    While more traditional sectors of the state’s economy have experienced a decline or shift, tourism in NC continues to grow. According to the NC Division of Tourism, NC is the 7th most visited state in the country, experiencing $16 billion in annual visitor spending across the state which supports over 190,000 jobs in NC (NC Division of Tourism). Thus, one promising alternative for many farmers includes the incorporation of various tourism-related initiatives (e.g., agritourism) as part of their economic development strategies. As noted by McGehee (2007), “When developed sustainably, agritourism can increase the long term potential for higher margin on-farm sales of value-added products and services, particularly for small farms in crisis” (p. 111). For these reasons, agritourism has seen a recent growth in popularity across the nation. For example, in 2007, the USDA reported 160,000 US farms were participating in some form of direct sales/agritourism with receipts totaling $566,834,000, an increase of approximately 180% from 2002. Of these, 23,350 farms (602 NC farms) claimed income from non-produce related recreational activities, such as farm tours, hunting and fishing (USDA, 2007).

    Agritourism has the potential to provide farmers with the economic means to remain sustainable. However, given the relative newness of agritourism as a farm enterprise, little research is available from which farmers can make business decisions. Thus, farmer strategies to increase profitability and sustainability for agritourism ventures have been limited to past experience and best guess approaches.

    While few other states have collected state-specific research highlighting the incorporation and importance of agritourism, these studies are limited in scope (majority from the farmer’s perspective, and not the visitor perspective) and are not generalizable.
    In order for farms to fully benefit from agritourism as an economic resource, research is needed to understand the market and provide agritourism businesses with the tools to effectively market their farm to visitors. Understanding agritourism visitors, the types of experiences they are seeking, and how they are making their travel plans will allow farmers to make wise business decisions regarding where to invest money and how to maximize profit potential.

    Project objectives:

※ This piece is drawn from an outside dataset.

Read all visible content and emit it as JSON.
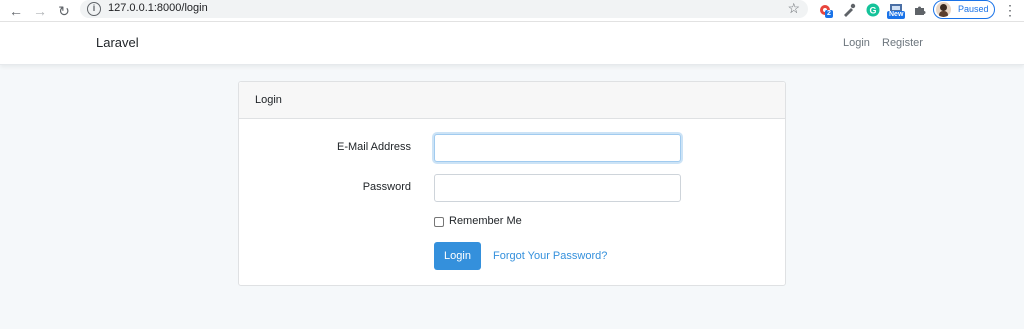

    The overall objective of this project is twofold: to examine agritourism from the perspectives of both the farmer/producer and the visitor/user and to conduct a pilot study to test the methods and survey instrument to assist in developing a standardized means to properly evaluate and compare agritourism across states and regions. The end goal of this project is to use the findings of this study to inform agritourism business owners, landowners, and tourism officials of agritourism in North Carolina and to garner future grant funding to support the development of a multi-state agritourism research project.

    Performance targets include data preparation, data collection (farmers and visitors), data analysis, information dissemination, and submit proposal for future funding. These performance targets are discussed in detail below in the Materials and Methods section and the Results and Discussion/Milestones section.

    Any opinions, findings, conclusions, or recommendations expressed in this publication are those of the author(s) and do not necessarily reflect the view of the U.S. Department of Agriculture or SARE.